  • Committee hearing. After introduction, a bill goes to the rules committee of the house, where it is assigned to the appropriate policy committee, appropriate to the subject matter, for its first hearing. During the committee hearing the author presents the bill to the committee, and testimony may be heard in support or opposition to the bill. The committee then votes on whether to pass the bill out of committee, or that it be passed as amended. Bills may be amended several times. It takes a majority vote of the committee membership for a bill to be passed and sent to the next committee or to the floor.
  • Fiscal committee. If the bill which contains an appropriation or has financial implications for the state.
  • Second reading. A bill recommended for passage by committee is read a second time on the floor of the house. Ordinarily there is little or no debate. If a bill is amended at this stage, it may be referred back for another committee hearing.
  • Floor vote. A roll call vote is taken. An ordinary bill needs a majority vote to pass . An urgency bill or a bill with tax increases requires a two-thirds vote. The California Constitution used to require a 2/3 vote of both houses on the yearly budget and on any bill which would increase taxes, but since the passage of California Proposition 25 (2010), the 2/3 vote is only required for tax increases.[9] Before, this provision was faulted for much of what had been termed "legislative gridlock",[10] enabling a minority of legislators to block approval of the budget by the mandated July 31 deadline.[b 1]
  • Second house. If it receives a favorable vote in the first house, a bill repeats the same steps in the other house. If the second house passes the bill without changing it, it is sent to the governor's desk.

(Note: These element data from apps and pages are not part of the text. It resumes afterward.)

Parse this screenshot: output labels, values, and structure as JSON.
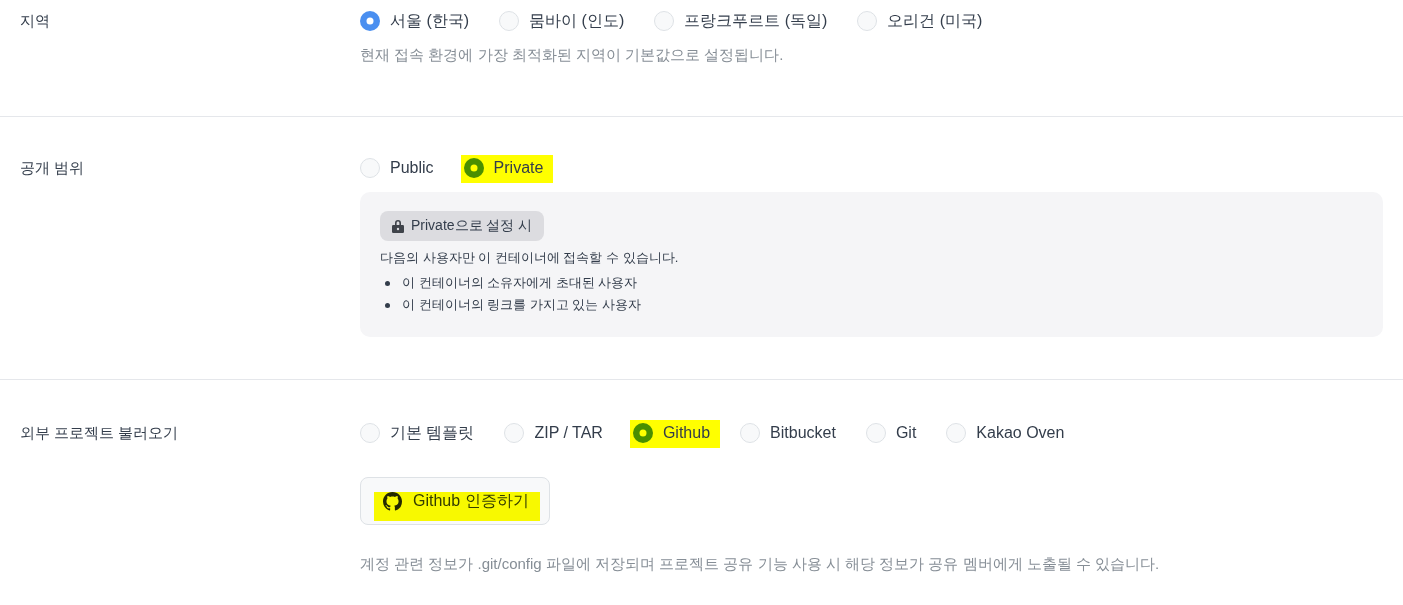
{
  "sections": [
    {
      "label": "지역",
      "options": [
        {
          "label": "서울 (한국)",
          "selected": true,
          "highlighted": false
        },
        {
          "label": "뭄바이 (인도)",
          "selected": false,
          "highlighted": false
        },
        {
          "label": "프랑크푸르트 (독일)",
          "selected": false,
          "highlighted": false
        },
        {
          "label": "오리건 (미국)",
          "selected": false,
          "highlighted": false
        }
      ],
      "help": "현재 접속 환경에 가장 최적화된 지역이 기본값으로 설정됩니다."
    },
    {
      "label": "공개 범위",
      "options": [
        {
          "label": "Public",
          "selected": false,
          "highlighted": false
        },
        {
          "label": "Private",
          "selected": true,
          "highlighted": true
        }
      ],
      "notice": {
        "badge": "Private으로 설정 시",
        "text": "다음의 사용자만 이 컨테이너에 접속할 수 있습니다.",
        "bullets": [
          "이 컨테이너의 소유자에게 초대된 사용자",
          "이 컨테이너의 링크를 가지고 있는 사용자"
        ]
      }
    },
    {
      "label": "외부 프로젝트 불러오기",
      "options": [
        {
          "label": "기본 템플릿",
          "selected": false,
          "highlighted": false
        },
        {
          "label": "ZIP / TAR",
          "selected": false,
          "highlighted": false
        },
        {
          "label": "Github",
          "selected": true,
          "highlighted": true
        },
        {
          "label": "Bitbucket",
          "selected": false,
          "highlighted": false
        },
        {
          "label": "Git",
          "selected": false,
          "highlighted": false
        },
        {
          "label": "Kakao Oven",
          "selected": false,
          "highlighted": false
        }
      ],
      "button": {
        "label": "Github 인증하기",
        "highlighted": true
      },
      "help": "계정 관련 정보가 .git/config 파일에 저장되며 프로젝트 공유 기능 사용 시 해당 정보가 공유 멤버에게 노출될 수 있습니다."
    }
  ]
}
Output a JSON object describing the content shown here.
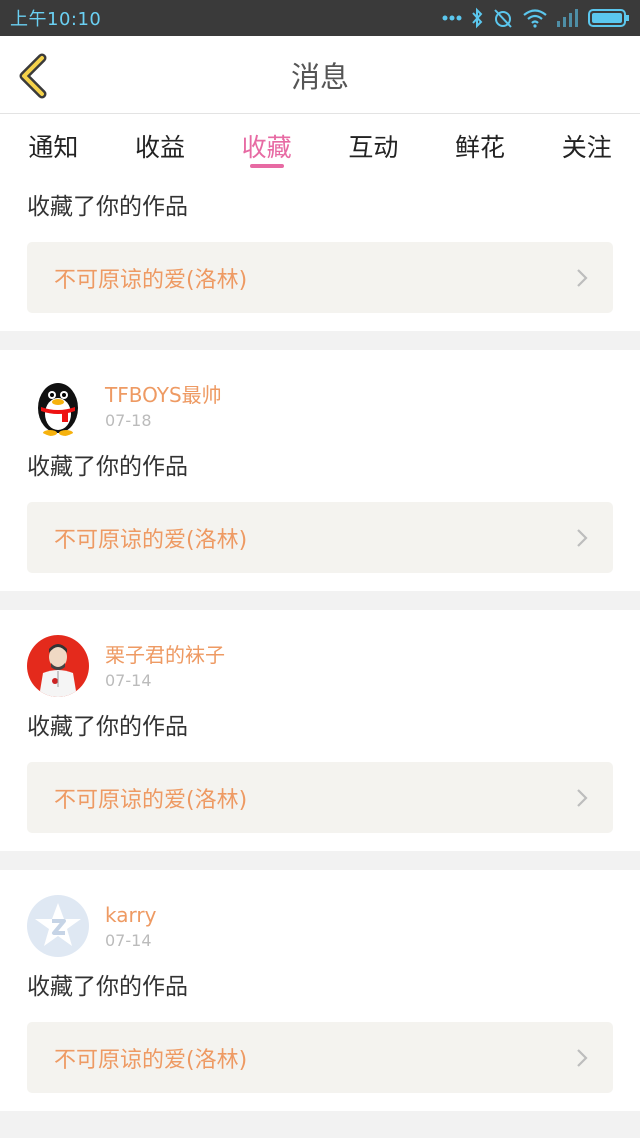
{
  "statusbar": {
    "time": "上午10:10"
  },
  "header": {
    "title": "消息"
  },
  "tabs": [
    {
      "label": "通知",
      "active": false
    },
    {
      "label": "收益",
      "active": false
    },
    {
      "label": "收藏",
      "active": true
    },
    {
      "label": "互动",
      "active": false
    },
    {
      "label": "鲜花",
      "active": false
    },
    {
      "label": "关注",
      "active": false
    }
  ],
  "cards": [
    {
      "action": "收藏了你的作品",
      "work_title": "不可原谅的爱(洛林)"
    },
    {
      "username": "TFBOYS最帅",
      "date": "07-18",
      "avatar": "qq-penguin",
      "action": "收藏了你的作品",
      "work_title": "不可原谅的爱(洛林)"
    },
    {
      "username": "栗子君的袜子",
      "date": "07-14",
      "avatar": "red-portrait",
      "action": "收藏了你的作品",
      "work_title": "不可原谅的爱(洛林)"
    },
    {
      "username": "karry",
      "date": "07-14",
      "avatar": "default-star",
      "action": "收藏了你的作品",
      "work_title": "不可原谅的爱(洛林)"
    }
  ],
  "colors": {
    "accent": "#e76aa3",
    "username": "#ee9a63",
    "statusbar_bg": "#3a3a3a"
  }
}
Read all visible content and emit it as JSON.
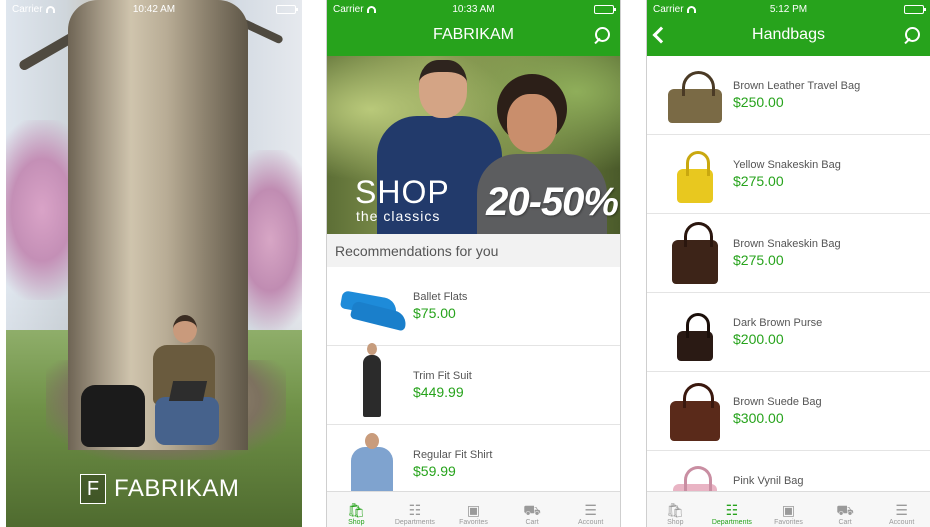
{
  "splash": {
    "status": {
      "carrier": "Carrier",
      "time": "10:42 AM"
    },
    "brand_letter": "F",
    "brand_name": "FABRIKAM"
  },
  "home": {
    "status": {
      "carrier": "Carrier",
      "time": "10:33 AM"
    },
    "title": "FABRIKAM",
    "banner": {
      "headline": "SHOP",
      "subline": "the classics",
      "discount": "20-50%"
    },
    "section_title": "Recommendations for you",
    "items": [
      {
        "name": "Ballet Flats",
        "price": "$75.00"
      },
      {
        "name": "Trim Fit Suit",
        "price": "$449.99"
      },
      {
        "name": "Regular Fit Shirt",
        "price": "$59.99"
      }
    ],
    "tabs": [
      {
        "label": "Shop",
        "icon": "shopping-bag-icon",
        "active": true
      },
      {
        "label": "Departments",
        "icon": "departments-icon",
        "active": false
      },
      {
        "label": "Favorites",
        "icon": "favorites-icon",
        "active": false
      },
      {
        "label": "Cart",
        "icon": "cart-icon",
        "active": false
      },
      {
        "label": "Account",
        "icon": "account-icon",
        "active": false
      }
    ]
  },
  "category": {
    "status": {
      "carrier": "Carrier",
      "time": "5:12 PM"
    },
    "title": "Handbags",
    "items": [
      {
        "name": "Brown Leather Travel Bag",
        "price": "$250.00",
        "color": "#7a6a45"
      },
      {
        "name": "Yellow Snakeskin Bag",
        "price": "$275.00",
        "color": "#e8c81f"
      },
      {
        "name": "Brown Snakeskin Bag",
        "price": "$275.00",
        "color": "#3d2418"
      },
      {
        "name": "Dark Brown Purse",
        "price": "$200.00",
        "color": "#2a1a14"
      },
      {
        "name": "Brown Suede Bag",
        "price": "$300.00",
        "color": "#5a2a1a"
      },
      {
        "name": "Pink Vynil Bag",
        "price": "",
        "color": "#e9b4c4"
      }
    ],
    "tabs": [
      {
        "label": "Shop",
        "icon": "shopping-bag-icon",
        "active": false
      },
      {
        "label": "Departments",
        "icon": "departments-icon",
        "active": true
      },
      {
        "label": "Favorites",
        "icon": "favorites-icon",
        "active": false
      },
      {
        "label": "Cart",
        "icon": "cart-icon",
        "active": false
      },
      {
        "label": "Account",
        "icon": "account-icon",
        "active": false
      }
    ]
  },
  "colors": {
    "accent": "#27a31c",
    "price": "#27a31c",
    "section_bg": "#f2f2f2"
  }
}
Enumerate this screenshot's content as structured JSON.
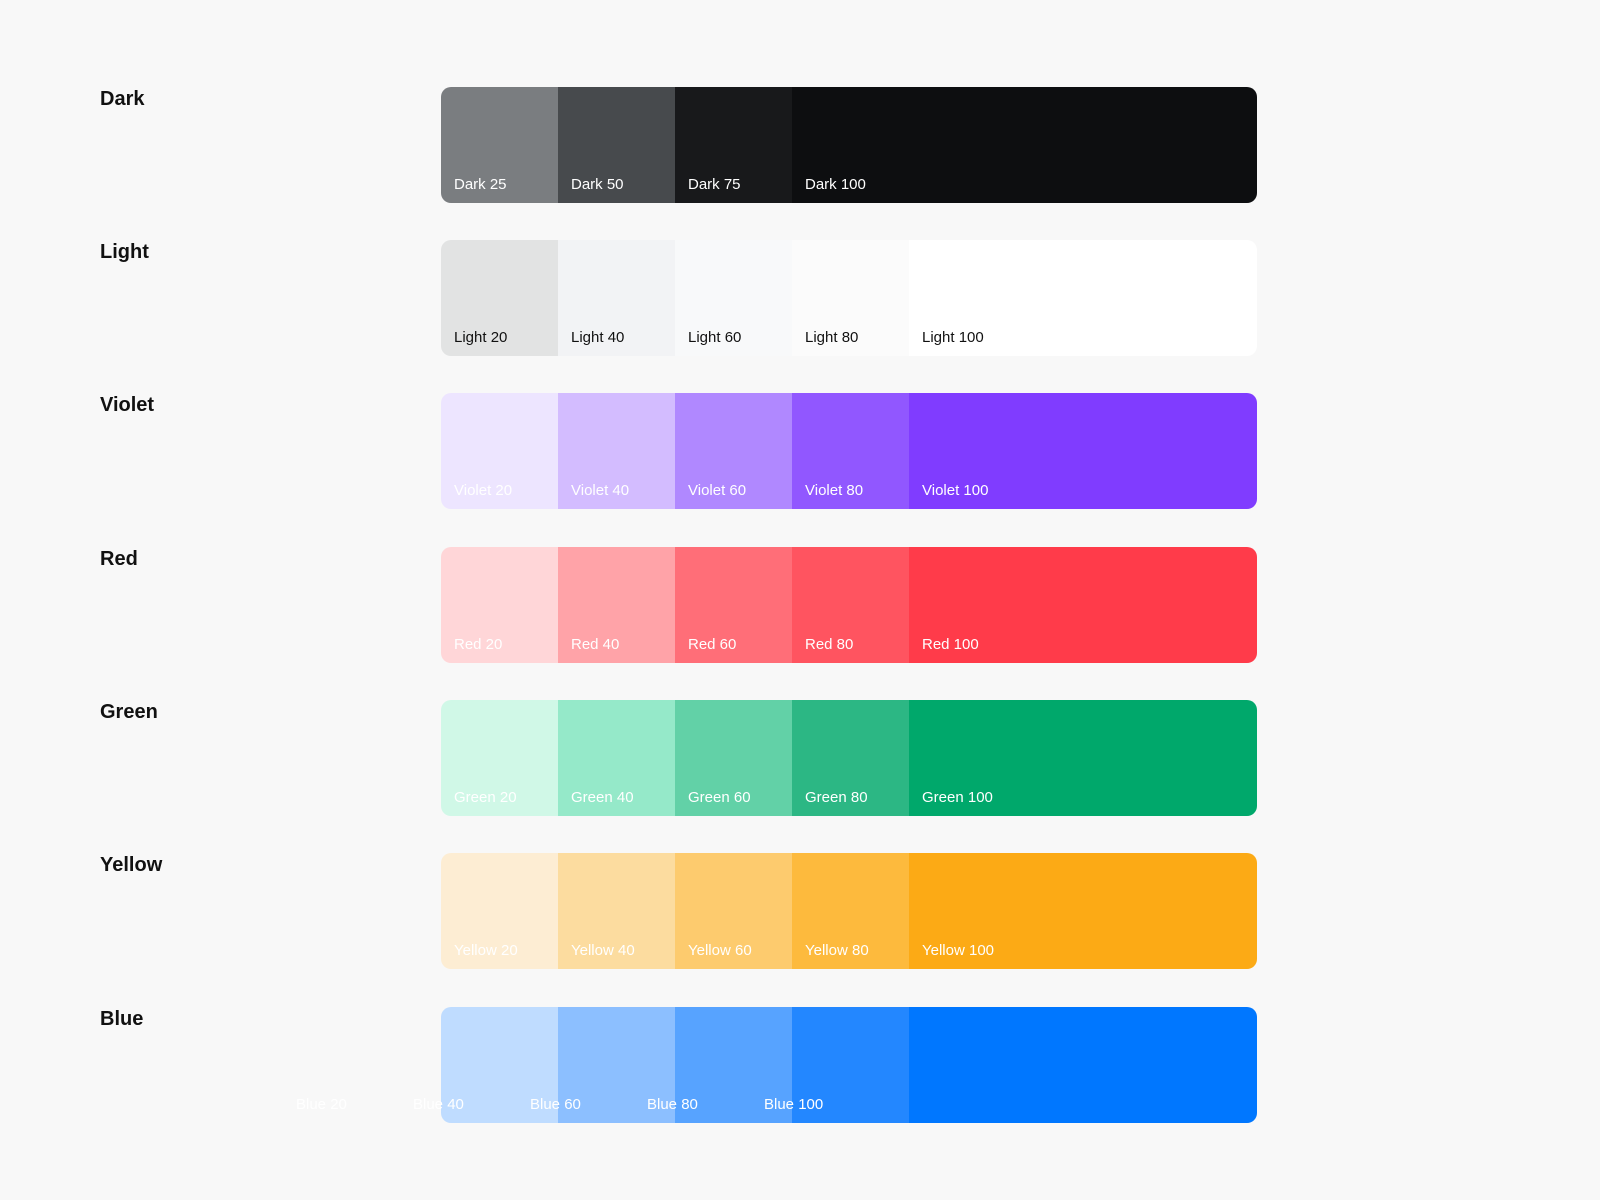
{
  "palettes": [
    {
      "name": "Dark",
      "swatches": [
        {
          "label": "Dark 25",
          "color": "#7a7d80",
          "text": "#ffffff"
        },
        {
          "label": "Dark 50",
          "color": "#474a4d",
          "text": "#ffffff"
        },
        {
          "label": "Dark 75",
          "color": "#18191b",
          "text": "#ffffff"
        },
        {
          "label": "Dark 100",
          "color": "#0d0e10",
          "text": "#ffffff"
        }
      ]
    },
    {
      "name": "Light",
      "swatches": [
        {
          "label": "Light 20",
          "color": "#e2e3e3",
          "text": "#111111"
        },
        {
          "label": "Light 40",
          "color": "#f2f3f5",
          "text": "#111111"
        },
        {
          "label": "Light 60",
          "color": "#f8f9fa",
          "text": "#111111"
        },
        {
          "label": "Light 80",
          "color": "#fbfbfb",
          "text": "#111111"
        },
        {
          "label": "Light 100",
          "color": "#ffffff",
          "text": "#111111"
        }
      ]
    },
    {
      "name": "Violet",
      "swatches": [
        {
          "label": "Violet 20",
          "color": "#ede5ff",
          "text": "#ffffff"
        },
        {
          "label": "Violet 40",
          "color": "#d3bcff",
          "text": "#ffffff"
        },
        {
          "label": "Violet 60",
          "color": "#b088ff",
          "text": "#ffffff"
        },
        {
          "label": "Violet 80",
          "color": "#9157ff",
          "text": "#ffffff"
        },
        {
          "label": "Violet 100",
          "color": "#803cff",
          "text": "#ffffff"
        }
      ]
    },
    {
      "name": "Red",
      "swatches": [
        {
          "label": "Red 20",
          "color": "#ffd6d8",
          "text": "#ffffff"
        },
        {
          "label": "Red 40",
          "color": "#ffa3a8",
          "text": "#ffffff"
        },
        {
          "label": "Red 60",
          "color": "#ff6e78",
          "text": "#ffffff"
        },
        {
          "label": "Red 80",
          "color": "#ff5460",
          "text": "#ffffff"
        },
        {
          "label": "Red 100",
          "color": "#ff3b4a",
          "text": "#ffffff"
        }
      ]
    },
    {
      "name": "Green",
      "swatches": [
        {
          "label": "Green 20",
          "color": "#d0f8e7",
          "text": "#ffffff"
        },
        {
          "label": "Green 40",
          "color": "#95e9c9",
          "text": "#ffffff"
        },
        {
          "label": "Green 60",
          "color": "#62d1a7",
          "text": "#ffffff"
        },
        {
          "label": "Green 80",
          "color": "#2cb784",
          "text": "#ffffff"
        },
        {
          "label": "Green 100",
          "color": "#00a86b",
          "text": "#ffffff"
        }
      ]
    },
    {
      "name": "Yellow",
      "swatches": [
        {
          "label": "Yellow 20",
          "color": "#fdedd3",
          "text": "#ffffff"
        },
        {
          "label": "Yellow 40",
          "color": "#fcdc9f",
          "text": "#ffffff"
        },
        {
          "label": "Yellow 60",
          "color": "#fdcb6e",
          "text": "#ffffff"
        },
        {
          "label": "Yellow 80",
          "color": "#fdba3d",
          "text": "#ffffff"
        },
        {
          "label": "Yellow 100",
          "color": "#fcaa15",
          "text": "#ffffff"
        }
      ]
    },
    {
      "name": "Blue",
      "swatches": [
        {
          "label": "Blue 20",
          "color": "#bfdcff",
          "text": "#ffffff"
        },
        {
          "label": "Blue 40",
          "color": "#8cbfff",
          "text": "#ffffff"
        },
        {
          "label": "Blue 60",
          "color": "#57a3ff",
          "text": "#ffffff"
        },
        {
          "label": "Blue 80",
          "color": "#2387ff",
          "text": "#ffffff"
        },
        {
          "label": "Blue 100",
          "color": "#0077ff",
          "text": "#ffffff"
        }
      ]
    }
  ]
}
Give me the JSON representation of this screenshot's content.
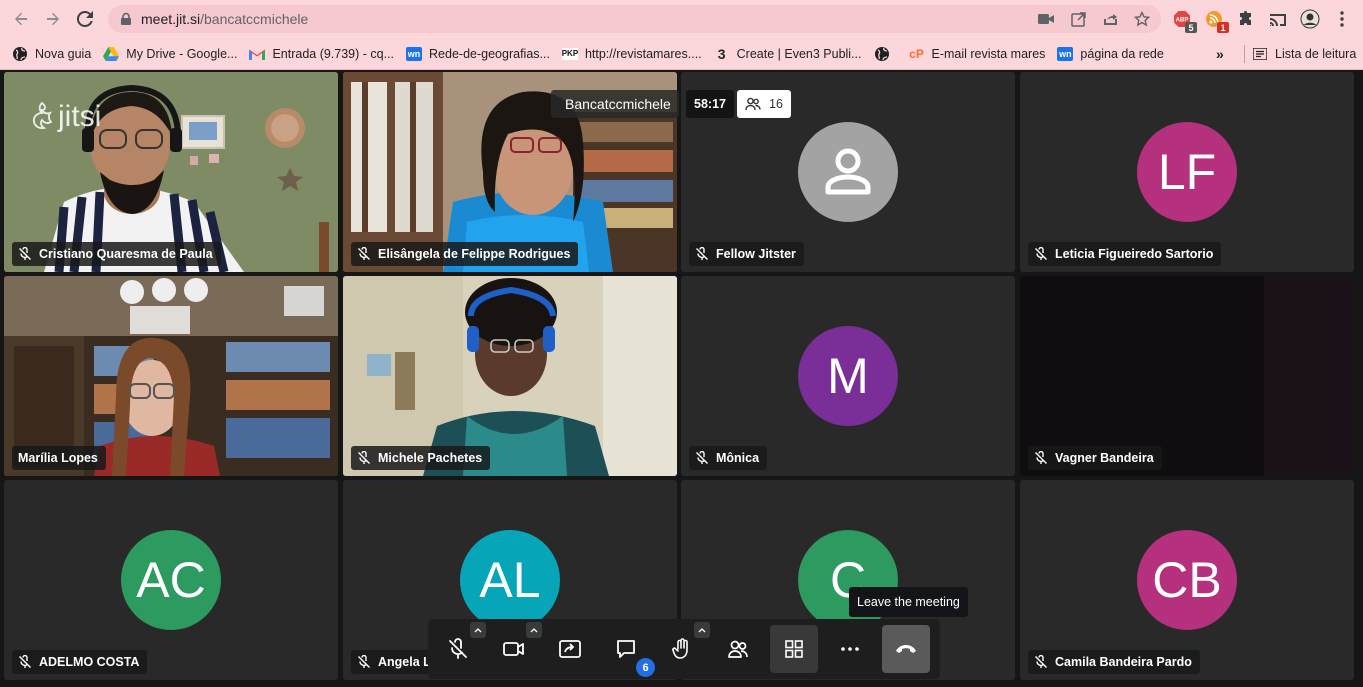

  • Resolution of Differences (concurrence or conference). If a measure is amended in the second house and passed, it is returned to the house of origin for consideration of amendments. The house of origin may concur with the amendments and send the bill to the governor or reject the amendments and submit it to a two-house conference committee. If either house rejects the conference report, a second (and even a third) conference committee can be formed. If both houses adopt the conference report, the bill is sent to the governor.
  • Governor's action. Within 12 days after receiving a bill, the governor may sign it into law, allow it to become law without his/her signature, or veto it.
  • Overrides. A vetoed bill is returned to the house of origin, where a vote may be taken to override the governor's veto; a two-thirds vote of both houses is required to override a veto.
  • California Law and effective date. Each bill that is passed by the Legislature and approved by the Governor is assigned a chapter number by the Secretary of State. These chaptered bills are statutes, and ordinarily become part of the California Codes. Ordinarily a law passed during a regular session takes effect January 1 of the following year. A few statutes go into effect as soon as the governor signs them; these include acts calling for elections and urgency measures necessary for the immediate preservation of the public peace, health, or safety." Source Wikipedia (


Access information from the 2011-2012 Bill Folder


The information on this page is made available by Samantha Marcantonio & Honorable Tricia Hunter ANA\C Advocate/Lobbyist's.